And she loved him, too.
"To my first sweetheart on God's green earth," Mary shared with me in a phone call. "Thank you for being a great protector of me and our four. You will remain with us until we see you again in our hallowed Father's eternal kingdom."
Don Goodman will remain with all of us. He leaves an impression. He makes an impact.
Mary said that, due to circumstances beyond their control, Don didn't have life insurance at the time of his passing. Because of this, one of Don's family friends started a GoFundMe page, to help with funeral costs and to ensure that Mary is safe and taken care of in the days, weeks, months, and years following her husband's death.
I had no idea, when I walked into that bar on a random Saturday night, that I would meet a guy, dressed like Batman, who would make such an impression on me. Don Goodman was a good man. He can rest easy knowing that he has left his mark on this town and on the hearts of the people who inhabit it. He's has entertained people. He's made them laugh, he's made them smile. He's made children happy. He's been a friend, a husband, a father. He has lived fast and loved well. He is a hero, with or without the mask.
And, now that he's gone, it's a mask, it's a mantle, it's a legacy that he has left to me.
"From one Batman to another," he told me that night in July, "Keep up the mantra. Keep it moving forward, just in case anything were to happen. Keep Batman alive."
I will, Don. I promise.

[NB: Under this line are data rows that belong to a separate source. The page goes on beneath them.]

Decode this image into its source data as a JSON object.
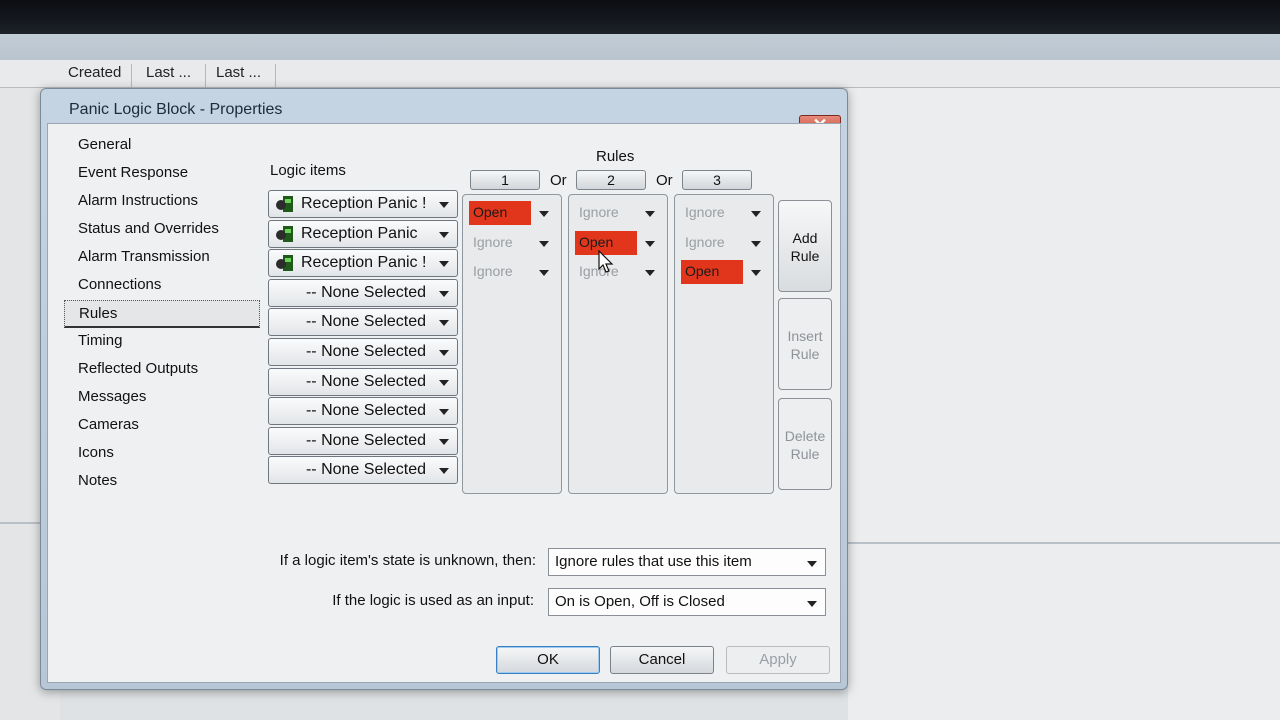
{
  "background": {
    "columns": [
      "Created",
      "Last ...",
      "Last ..."
    ]
  },
  "dialog": {
    "title": "Panic Logic Block - Properties",
    "close_label": "✕"
  },
  "nav": {
    "items": [
      "General",
      "Event Response",
      "Alarm Instructions",
      "Status and Overrides",
      "Alarm Transmission",
      "Connections",
      "Rules",
      "Timing",
      "Reflected Outputs",
      "Messages",
      "Cameras",
      "Icons",
      "Notes"
    ],
    "selected": "Rules"
  },
  "logic": {
    "label": "Logic items",
    "items": [
      "Reception Panic !",
      "Reception Panic",
      "Reception Panic !",
      "-- None Selected",
      "-- None Selected",
      "-- None Selected",
      "-- None Selected",
      "-- None Selected",
      "-- None Selected",
      "-- None Selected"
    ]
  },
  "rules": {
    "label": "Rules",
    "headers": [
      "1",
      "2",
      "3"
    ],
    "or_label": "Or",
    "columns": [
      [
        "Open",
        "Ignore",
        "Ignore"
      ],
      [
        "Ignore",
        "Open",
        "Ignore"
      ],
      [
        "Ignore",
        "Ignore",
        "Open"
      ]
    ],
    "open_color": "#e2361c"
  },
  "side_buttons": {
    "add": "Add Rule",
    "insert": "Insert Rule",
    "delete": "Delete Rule"
  },
  "options": {
    "unknown_label": "If a logic item's state is unknown, then:",
    "unknown_value": "Ignore rules that use this item",
    "input_label": "If the logic is used as an input:",
    "input_value": "On is Open, Off is Closed"
  },
  "buttons": {
    "ok": "OK",
    "cancel": "Cancel",
    "apply": "Apply"
  }
}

But no matter what I do, no matter how long I wear the costume, no matter how many kids I meet, you will always be the original. You will always be the best. You will always be Casper's Batman.